Website and app data records
★ ★ ★ ★ ★

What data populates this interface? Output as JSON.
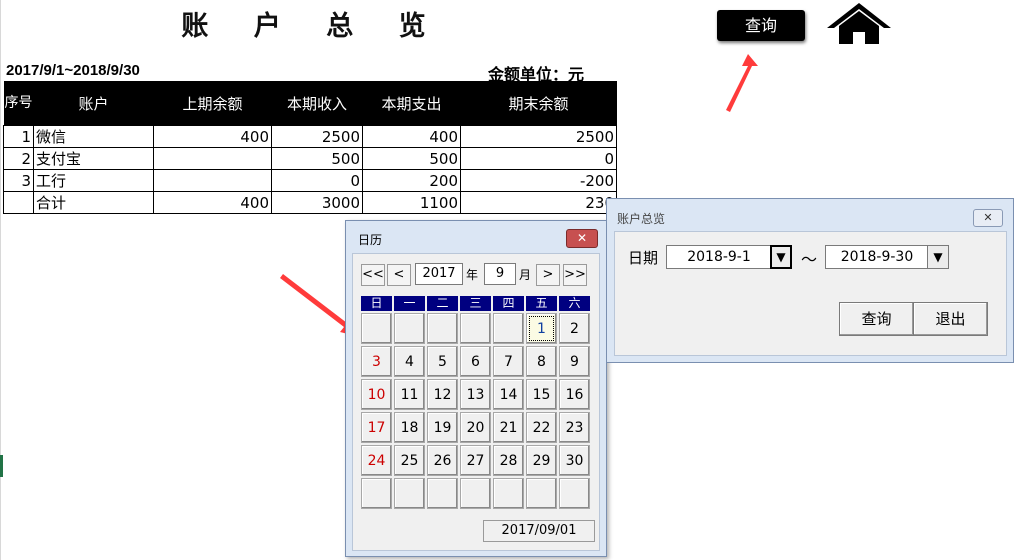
{
  "sheet": {
    "title": "账 户 总 览",
    "period": "2017/9/1~2018/9/30",
    "unit": "金额单位：元",
    "query_button": "查询",
    "home_icon": "home-icon"
  },
  "table": {
    "headers": [
      "序号",
      "账户",
      "上期余额",
      "本期收入",
      "本期支出",
      "期末余额"
    ],
    "rows": [
      {
        "seq": "1",
        "account": "微信",
        "prev": "400",
        "income": "2500",
        "expense": "400",
        "end": "2500"
      },
      {
        "seq": "2",
        "account": "支付宝",
        "prev": "",
        "income": "500",
        "expense": "500",
        "end": "0"
      },
      {
        "seq": "3",
        "account": "工行",
        "prev": "",
        "income": "0",
        "expense": "200",
        "end": "-200"
      },
      {
        "seq": "",
        "account": "合计",
        "prev": "400",
        "income": "3000",
        "expense": "1100",
        "end": "230"
      }
    ]
  },
  "calendar": {
    "caption": "日历",
    "close": "✕",
    "nav": {
      "prev_year": "<<",
      "prev_month": "<",
      "next_month": ">",
      "next_year": ">>"
    },
    "year": "2017",
    "year_label": "年",
    "month": "9",
    "month_label": "月",
    "weekdays": [
      "日",
      "一",
      "二",
      "三",
      "四",
      "五",
      "六"
    ],
    "days": [
      "",
      "",
      "",
      "",
      "",
      "1",
      "2",
      "3",
      "4",
      "5",
      "6",
      "7",
      "8",
      "9",
      "10",
      "11",
      "12",
      "13",
      "14",
      "15",
      "16",
      "17",
      "18",
      "19",
      "20",
      "21",
      "22",
      "23",
      "24",
      "25",
      "26",
      "27",
      "28",
      "29",
      "30",
      "",
      "",
      "",
      "",
      "",
      "",
      ""
    ],
    "selected_day": "1",
    "selected_date": "2017/09/01"
  },
  "dialog": {
    "caption": "账户总览",
    "close": "✕",
    "date_label": "日期",
    "start_date": "2018-9-1",
    "end_date": "2018-9-30",
    "dropdown": "▼",
    "tilde": "～",
    "query": "查询",
    "exit": "退出"
  },
  "colors": {
    "header_bg": "#000000",
    "weekday_bg": "#000080",
    "sunday": "#cc0000",
    "arrow": "#ff3b3b"
  }
}
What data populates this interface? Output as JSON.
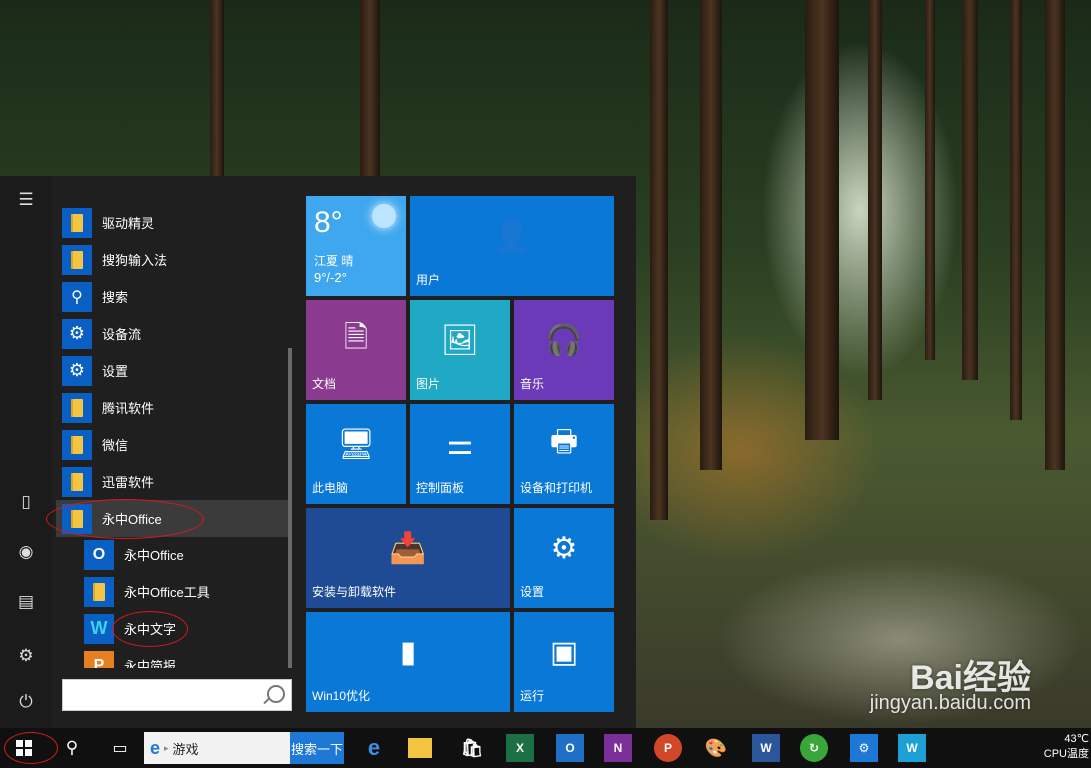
{
  "start_menu": {
    "apps": [
      {
        "label": "驱动精灵",
        "icon": "folder-icon"
      },
      {
        "label": "搜狗输入法",
        "icon": "folder-icon"
      },
      {
        "label": "搜索",
        "icon": "search-app-icon"
      },
      {
        "label": "设备流",
        "icon": "gear-icon"
      },
      {
        "label": "设置",
        "icon": "gear-icon"
      },
      {
        "label": "腾讯软件",
        "icon": "folder-icon"
      },
      {
        "label": "微信",
        "icon": "folder-icon"
      },
      {
        "label": "迅雷软件",
        "icon": "folder-icon"
      },
      {
        "label": "永中Office",
        "icon": "folder-icon",
        "expanded": true
      },
      {
        "label": "永中Office",
        "icon": "yozo-office-icon",
        "sub": true
      },
      {
        "label": "永中Office工具",
        "icon": "folder-icon",
        "sub": true
      },
      {
        "label": "永中文字",
        "icon": "yozo-word-icon",
        "sub": true
      },
      {
        "label": "永中简报",
        "icon": "yozo-slides-icon",
        "sub": true
      }
    ],
    "search_placeholder": ""
  },
  "tiles": {
    "weather": {
      "temp": "8°",
      "location": "江夏 晴",
      "range": "9°/-2°"
    },
    "user": "用户",
    "documents": "文档",
    "pictures": "图片",
    "music": "音乐",
    "this_pc": "此电脑",
    "control_panel": "控制面板",
    "devices_printers": "设备和打印机",
    "install_uninstall": "安装与卸载软件",
    "settings": "设置",
    "win10": "Win10优化",
    "run": "运行"
  },
  "taskbar": {
    "search_text": "游戏",
    "search_button": "搜索一下",
    "tray_temp": "43℃",
    "tray_label": "CPU温度"
  },
  "watermark": {
    "brand": "Bai经验",
    "url": "jingyan.baidu.com"
  },
  "colors": {
    "tile_blue": "#0a78d7",
    "tile_purple": "#8a3a8f",
    "tile_teal": "#20a9c4",
    "tile_violet": "#6b3ab8",
    "tile_navy": "#1f4b94",
    "accent": "#0078d7"
  }
}
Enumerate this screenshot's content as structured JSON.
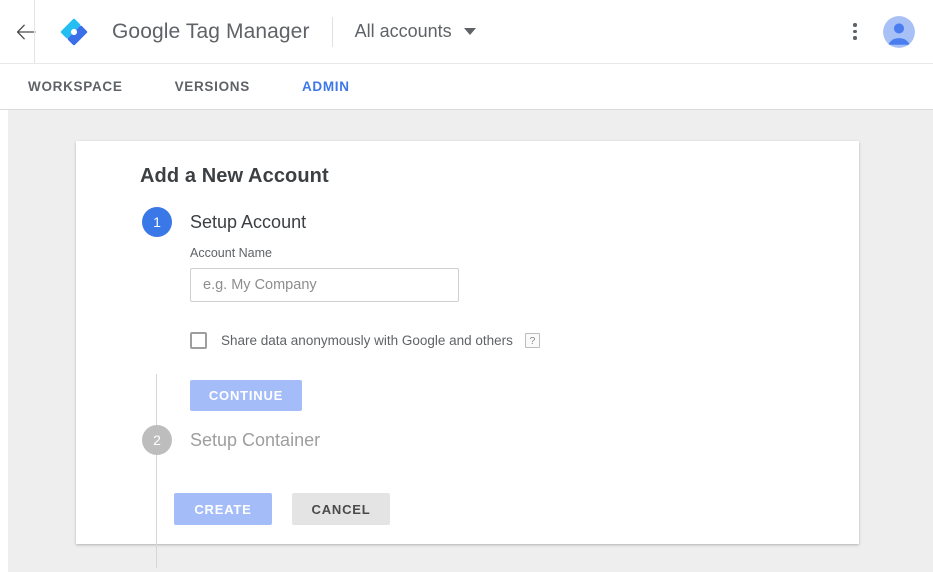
{
  "header": {
    "back_icon": "arrow-left-icon",
    "logo_icon": "google-tag-manager-logo",
    "brand_google": "Google",
    "brand_product": " Tag Manager",
    "account_selector": "All accounts",
    "account_caret_icon": "chevron-down-icon",
    "more_icon": "kebab-menu-icon",
    "avatar_icon": "user-avatar-icon"
  },
  "tabs": [
    {
      "label": "WORKSPACE",
      "active": false
    },
    {
      "label": "VERSIONS",
      "active": false
    },
    {
      "label": "ADMIN",
      "active": true
    }
  ],
  "card": {
    "title": "Add a New Account",
    "steps": [
      {
        "number": "1",
        "label": "Setup Account",
        "state": "active"
      },
      {
        "number": "2",
        "label": "Setup Container",
        "state": "inactive"
      }
    ],
    "form": {
      "account_name_label": "Account Name",
      "account_name_value": "",
      "account_name_placeholder": "e.g. My Company",
      "share_data_label": "Share data anonymously with Google and others",
      "share_data_checked": false,
      "help_icon_label": "?",
      "continue_label": "CONTINUE"
    },
    "footer": {
      "create_label": "CREATE",
      "cancel_label": "CANCEL"
    }
  },
  "colors": {
    "accent_blue": "#3b78e7",
    "tab_active_blue": "#3d77e8",
    "disabled_button_blue": "#a4bdf9",
    "cancel_gray": "#e4e4e4",
    "page_background": "#eeeeee",
    "card_background": "#ffffff",
    "step_inactive_gray": "#bdbdbd",
    "logo_light_blue": "#25BEF3",
    "logo_dark_blue": "#3A6FE8"
  }
}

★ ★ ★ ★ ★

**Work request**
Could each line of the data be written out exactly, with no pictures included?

**Written response**
What data populates this interface? Output as JSON.
{
  "sheet": {
    "title": "账 户 总 览",
    "period": "2017/9/1~2018/9/30",
    "unit": "金额单位：元",
    "query_button": "查询",
    "home_icon": "home-icon"
  },
  "table": {
    "headers": [
      "序号",
      "账户",
      "上期余额",
      "本期收入",
      "本期支出",
      "期末余额"
    ],
    "rows": [
      {
        "seq": "1",
        "account": "微信",
        "prev": "400",
        "income": "2500",
        "expense": "400",
        "end": "2500"
      },
      {
        "seq": "2",
        "account": "支付宝",
        "prev": "",
        "income": "500",
        "expense": "500",
        "end": "0"
      },
      {
        "seq": "3",
        "account": "工行",
        "prev": "",
        "income": "0",
        "expense": "200",
        "end": "-200"
      },
      {
        "seq": "",
        "account": "合计",
        "prev": "400",
        "income": "3000",
        "expense": "1100",
        "end": "230"
      }
    ]
  },
  "calendar": {
    "caption": "日历",
    "close": "✕",
    "nav": {
      "prev_year": "<<",
      "prev_month": "<",
      "next_month": ">",
      "next_year": ">>"
    },
    "year": "2017",
    "year_label": "年",
    "month": "9",
    "month_label": "月",
    "weekdays": [
      "日",
      "一",
      "二",
      "三",
      "四",
      "五",
      "六"
    ],
    "days": [
      "",
      "",
      "",
      "",
      "",
      "1",
      "2",
      "3",
      "4",
      "5",
      "6",
      "7",
      "8",
      "9",
      "10",
      "11",
      "12",
      "13",
      "14",
      "15",
      "16",
      "17",
      "18",
      "19",
      "20",
      "21",
      "22",
      "23",
      "24",
      "25",
      "26",
      "27",
      "28",
      "29",
      "30",
      "",
      "",
      "",
      "",
      "",
      "",
      ""
    ],
    "selected_day": "1",
    "selected_date": "2017/09/01"
  },
  "dialog": {
    "caption": "账户总览",
    "close": "✕",
    "date_label": "日期",
    "start_date": "2018-9-1",
    "end_date": "2018-9-30",
    "dropdown": "▼",
    "tilde": "～",
    "query": "查询",
    "exit": "退出"
  },
  "colors": {
    "header_bg": "#000000",
    "weekday_bg": "#000080",
    "sunday": "#cc0000",
    "arrow": "#ff3b3b"
  }
}
What data populates this interface? Output as JSON.
{
  "start_menu": {
    "apps": [
      {
        "label": "驱动精灵",
        "icon": "folder-icon"
      },
      {
        "label": "搜狗输入法",
        "icon": "folder-icon"
      },
      {
        "label": "搜索",
        "icon": "search-app-icon"
      },
      {
        "label": "设备流",
        "icon": "gear-icon"
      },
      {
        "label": "设置",
        "icon": "gear-icon"
      },
      {
        "label": "腾讯软件",
        "icon": "folder-icon"
      },
      {
        "label": "微信",
        "icon": "folder-icon"
      },
      {
        "label": "迅雷软件",
        "icon": "folder-icon"
      },
      {
        "label": "永中Office",
        "icon": "folder-icon",
        "expanded": true
      },
      {
        "label": "永中Office",
        "icon": "yozo-office-icon",
        "sub": true
      },
      {
        "label": "永中Office工具",
        "icon": "folder-icon",
        "sub": true
      },
      {
        "label": "永中文字",
        "icon": "yozo-word-icon",
        "sub": true
      },
      {
        "label": "永中简报",
        "icon": "yozo-slides-icon",
        "sub": true
      }
    ],
    "search_placeholder": ""
  },
  "tiles": {
    "weather": {
      "temp": "8°",
      "location": "江夏 晴",
      "range": "9°/-2°"
    },
    "user": "用户",
    "documents": "文档",
    "pictures": "图片",
    "music": "音乐",
    "this_pc": "此电脑",
    "control_panel": "控制面板",
    "devices_printers": "设备和打印机",
    "install_uninstall": "安装与卸载软件",
    "settings": "设置",
    "win10": "Win10优化",
    "run": "运行"
  },
  "taskbar": {
    "search_text": "游戏",
    "search_button": "搜索一下",
    "tray_temp": "43℃",
    "tray_label": "CPU温度"
  },
  "watermark": {
    "brand": "Bai经验",
    "url": "jingyan.baidu.com"
  },
  "colors": {
    "tile_blue": "#0a78d7",
    "tile_purple": "#8a3a8f",
    "tile_teal": "#20a9c4",
    "tile_violet": "#6b3ab8",
    "tile_navy": "#1f4b94",
    "accent": "#0078d7"
  }
}
Enumerate this screenshot's content as structured JSON.
{
  "header": {
    "back_icon": "arrow-left-icon",
    "logo_icon": "google-tag-manager-logo",
    "brand_google": "Google",
    "brand_product": " Tag Manager",
    "account_selector": "All accounts",
    "account_caret_icon": "chevron-down-icon",
    "more_icon": "kebab-menu-icon",
    "avatar_icon": "user-avatar-icon"
  },
  "tabs": [
    {
      "label": "WORKSPACE",
      "active": false
    },
    {
      "label": "VERSIONS",
      "active": false
    },
    {
      "label": "ADMIN",
      "active": true
    }
  ],
  "card": {
    "title": "Add a New Account",
    "steps": [
      {
        "number": "1",
        "label": "Setup Account",
        "state": "active"
      },
      {
        "number": "2",
        "label": "Setup Container",
        "state": "inactive"
      }
    ],
    "form": {
      "account_name_label": "Account Name",
      "account_name_value": "",
      "account_name_placeholder": "e.g. My Company",
      "share_data_label": "Share data anonymously with Google and others",
      "share_data_checked": false,
      "help_icon_label": "?",
      "continue_label": "CONTINUE"
    },
    "footer": {
      "create_label": "CREATE",
      "cancel_label": "CANCEL"
    }
  },
  "colors": {
    "accent_blue": "#3b78e7",
    "tab_active_blue": "#3d77e8",
    "disabled_button_blue": "#a4bdf9",
    "cancel_gray": "#e4e4e4",
    "page_background": "#eeeeee",
    "card_background": "#ffffff",
    "step_inactive_gray": "#bdbdbd",
    "logo_light_blue": "#25BEF3",
    "logo_dark_blue": "#3A6FE8"
  }
}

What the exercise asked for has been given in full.